The Guide was compiled by the National Archives of Catalonia as a result of archive work lasting ten years following an agreement with the Archives of the Tribunal Militar Territorial Tercero [TMT3] (the Military Tribunal of the Third Region) which provided complete access to its records. The TMT3 archives continue to hold all the documentation and requests for specific information should be directed there [Email:email@example.com; Postal address: Portal de la Pau, s/n – 08002 Barcelona ]
2-The data published help us to understand the dimensions of the repression which occurred but they are nowhere near exhaustive. There are a total of 28 military archives in Spain and many others with documentation from this period, covering prisons, Francoist concentration camps, military disciplinary labour battalions, workers battalions…
We are in the process of compiling this information but in Catalonia we are still awaiting the opening of the database of the Centre d’Història Contemporània with their reference to archives, as well as those of the Barcelona prisons (the collections of documentation of the male Presó Model and the female Presó de Les Corts by the National Archives of Catalonia, and many other records in numerous archives.

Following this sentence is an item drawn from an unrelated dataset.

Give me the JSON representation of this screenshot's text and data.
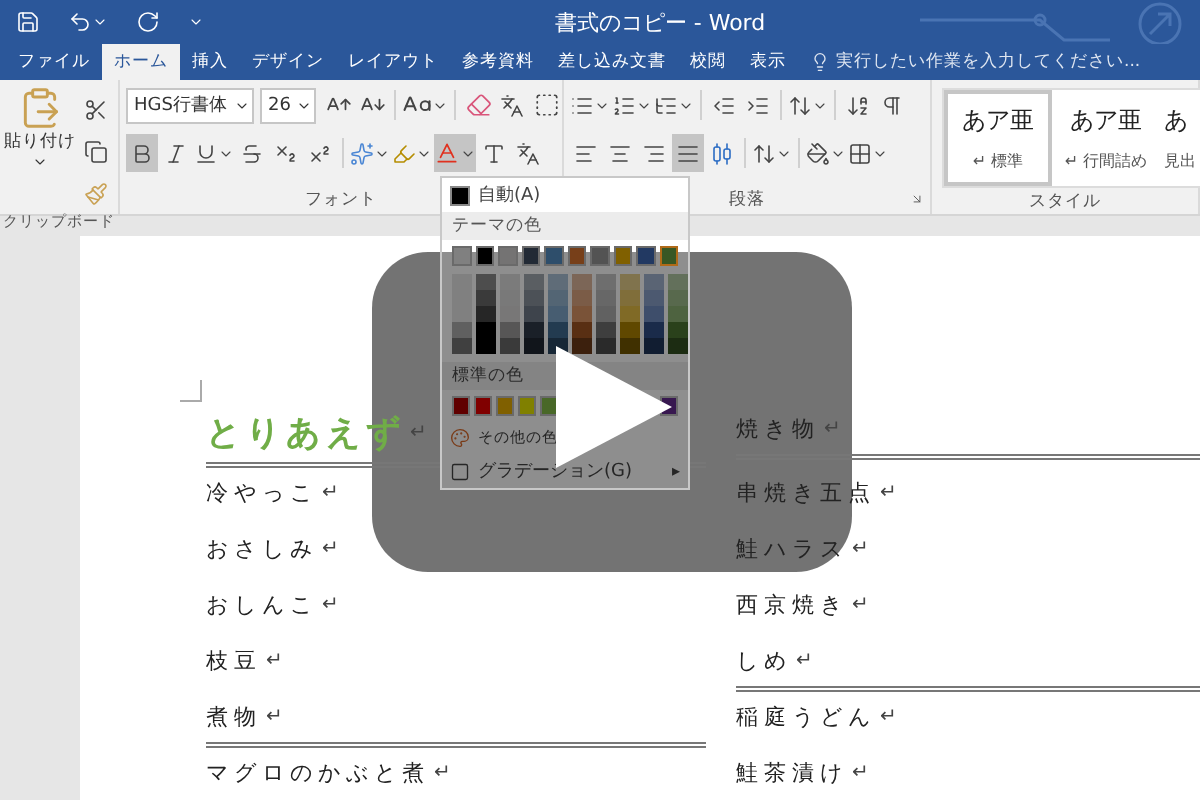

Publication of the victims’ names comes after extensive background work. On 15 September 2016 Guillermo Blasco and I had our first interview with Mireia Plana, Deputy Director of Memòria, Pau i Drets Humans, and Plàcid Garcia-Planas, of Memorial Democràtic, in which we explained the ihr.world project to assemble a central database on the Civil War. We offered to cooperate with them to put together the material already available in the different institutions of the Generalitat de Catalunya and we asked them to open up the database of the Cost Humà de la Guerra Civil, of the Centre d’Història Contemporània, whose records can only be accessed one at a time.
The idea of creating a central database listing the victims of the Civil War had been sown over a year before, while we were researching in the Barcelona Television (BTV) datalab for the publication of 800 days under bombardment: Barcelona during the Civil War (unfortunately this is now only available in an Italian-language version). Since the IV International Open Data Conference was due to be held in Madrid in the following October – the first time it was hosted in Europe – I decided to send suggestions and proposals. When, as a result, I was chosen to join the panel on Open Data and Humanitarian Causes, the proposal for #GuerraCivil #opendata became the seed for Innovation and Human Rights (ihr.world).
Since that first meeting on 15 September last year we have sent petitions for data to numerous organisations, both in Catalonia and in other parts of Spain. Locally we have been in contact with the Departament d’Afers i Relacions Institucionals i Exteriors i Transparència of the Generalitat, the Tribunal Militar Territorial Tercero (the Military Tribunal of the Third Region), and the National Archives of Catalonia, as well as other archives and private institutions, in addition to investigators, researchers and historians. Some of these requests have been more successful than others.
Finally we draw your attention to two relevant articles. In his article “Cuando la prensa se ausenta” (lamarea.com) Gervasio Sánchez rightly points to the importance of the lack of interest shown by the media over the past forty years in the human rights record of the Franco regime. Meanwhile in PuntAvui attention has been drawn to the current poor condition of the Campo de la Bota, which was the site of the executions in Barcelona during the Franco regime.
Photo: Carme Claramunt, executed by firing squad on 18 April 1939 in the Campo de la Bota [Courtesy of Emilio Ferrando, historian and author of ‘Executada’]